--- The data Enclosed Below ---

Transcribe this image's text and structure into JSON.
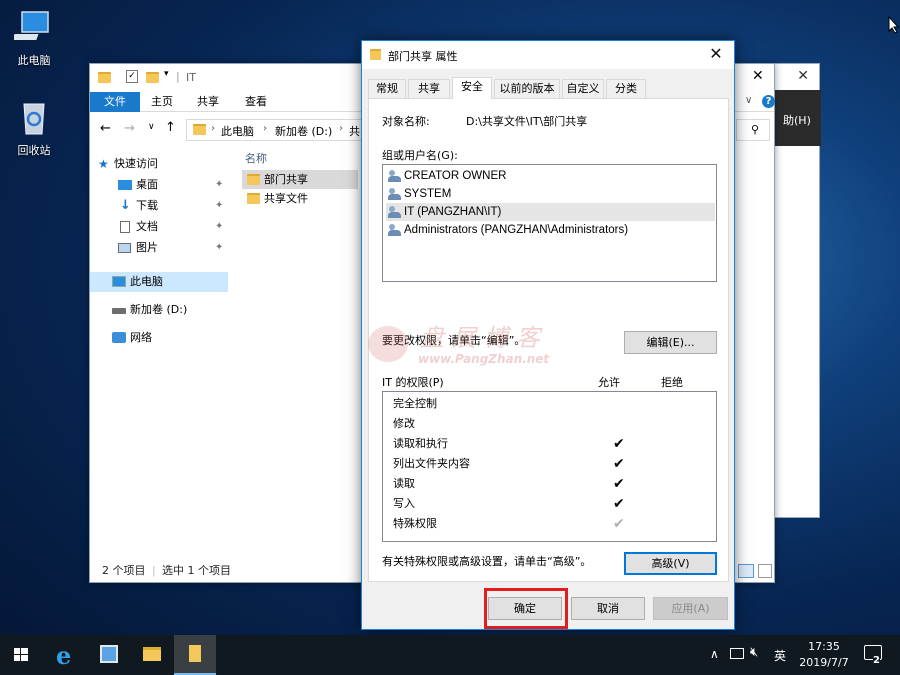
{
  "desktop": {
    "icons": [
      {
        "label": "此电脑"
      },
      {
        "label": "回收站"
      }
    ]
  },
  "background_window": {
    "help_text": "助(H)"
  },
  "explorer": {
    "title": "IT",
    "ribbon_tabs": [
      "文件",
      "主页",
      "共享",
      "查看"
    ],
    "breadcrumb": [
      "此电脑",
      "新加卷 (D:)",
      "共"
    ],
    "nav": {
      "quick_access": "快速访问",
      "items": [
        "桌面",
        "下载",
        "文档",
        "图片"
      ],
      "this_pc": "此电脑",
      "drive": "新加卷 (D:)",
      "network": "网络"
    },
    "column_header": "名称",
    "files": [
      "部门共享",
      "共享文件"
    ],
    "status": {
      "count": "2 个项目",
      "selected": "选中 1 个项目"
    }
  },
  "dialog": {
    "title": "部门共享 属性",
    "tabs": [
      "常规",
      "共享",
      "安全",
      "以前的版本",
      "自定义",
      "分类"
    ],
    "active_tab": "安全",
    "object_label": "对象名称:",
    "object_value": "D:\\共享文件\\IT\\部门共享",
    "group_label": "组或用户名(G):",
    "users": [
      "CREATOR OWNER",
      "SYSTEM",
      "IT (PANGZHAN\\IT)",
      "Administrators (PANGZHAN\\Administrators)"
    ],
    "change_hint": "要更改权限，请单击“编辑”。",
    "edit_button": "编辑(E)...",
    "perm_title": "IT 的权限(P)",
    "allow_header": "允许",
    "deny_header": "拒绝",
    "permissions": [
      {
        "name": "完全控制",
        "allow": false
      },
      {
        "name": "修改",
        "allow": false
      },
      {
        "name": "读取和执行",
        "allow": true
      },
      {
        "name": "列出文件夹内容",
        "allow": true
      },
      {
        "name": "读取",
        "allow": true
      },
      {
        "name": "写入",
        "allow": true
      },
      {
        "name": "特殊权限",
        "allow": "inherited"
      }
    ],
    "advanced_hint": "有关特殊权限或高级设置，请单击“高级”。",
    "advanced_button": "高级(V)",
    "ok_button": "确定",
    "cancel_button": "取消",
    "apply_button": "应用(A)"
  },
  "watermark": {
    "title": "盘展博客",
    "url": "www.PangZhan.net"
  },
  "taskbar": {
    "time": "17:35",
    "date": "2019/7/7",
    "ime": "英",
    "notifications": "2"
  },
  "colors": {
    "accent": "#0078d7",
    "highlight": "#e11d1d",
    "taskbar": "#101820"
  }
}
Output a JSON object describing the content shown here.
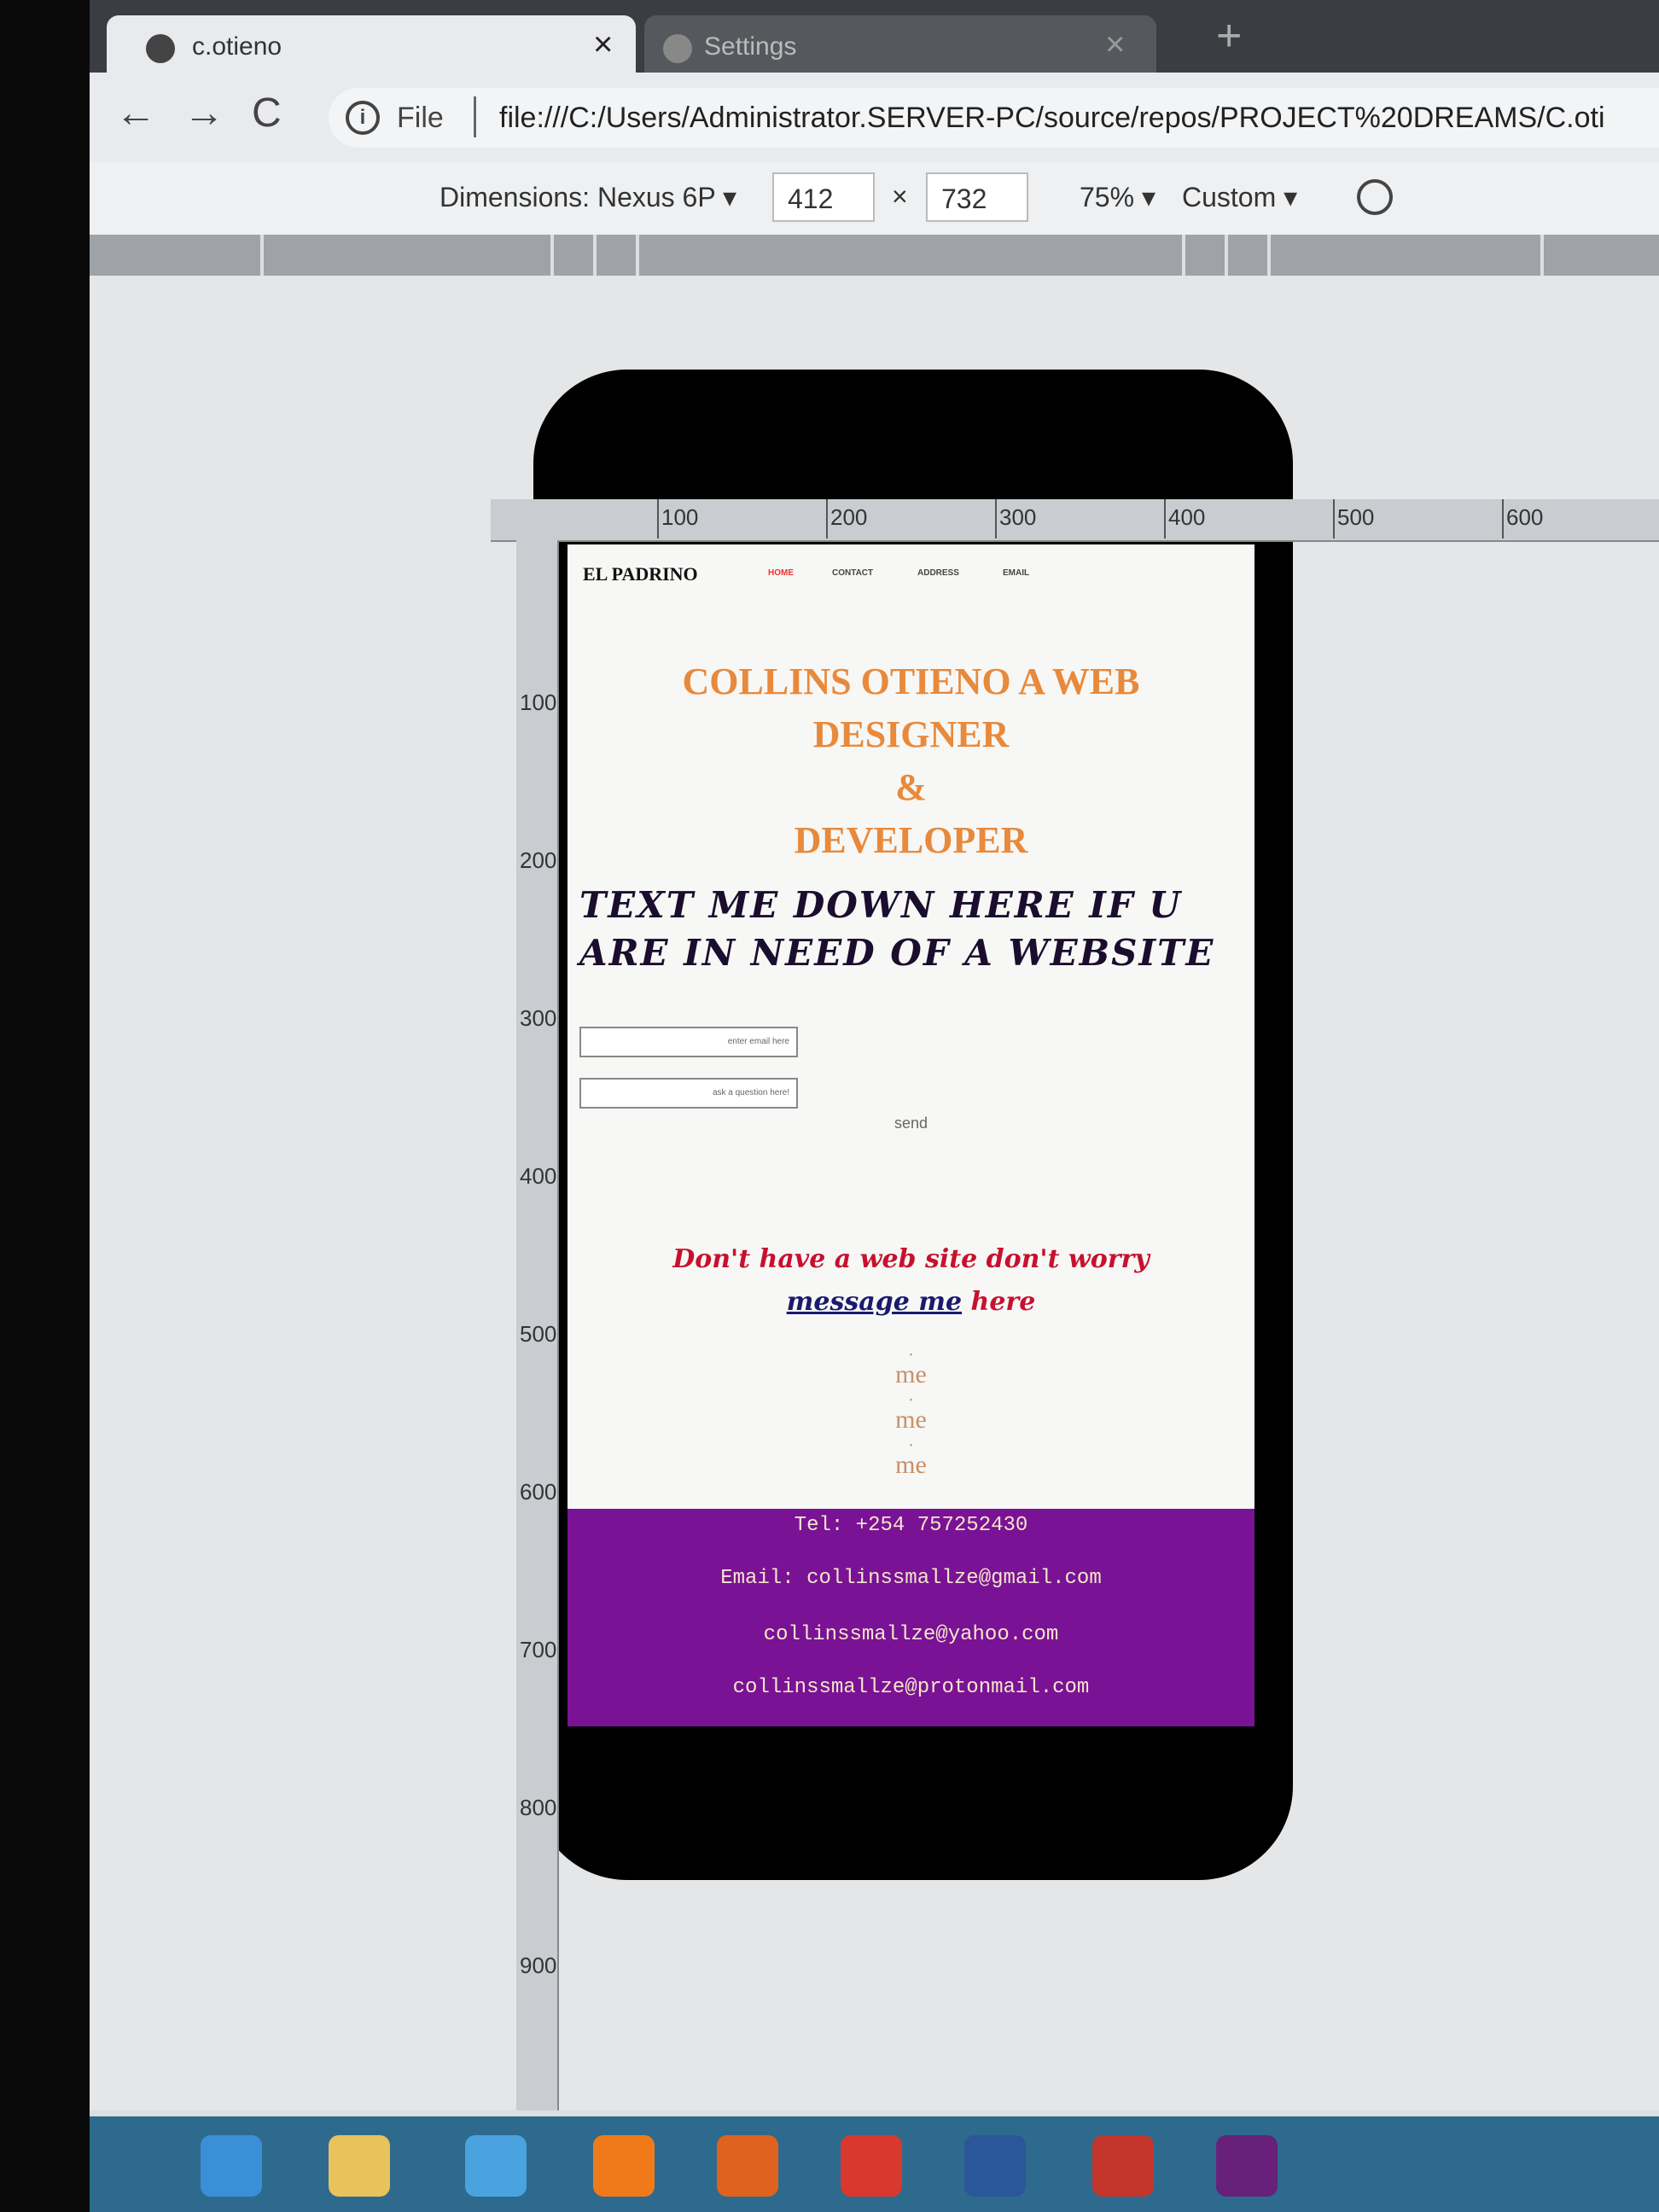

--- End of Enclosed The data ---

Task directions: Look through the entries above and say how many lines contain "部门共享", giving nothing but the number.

Exercise solution: 3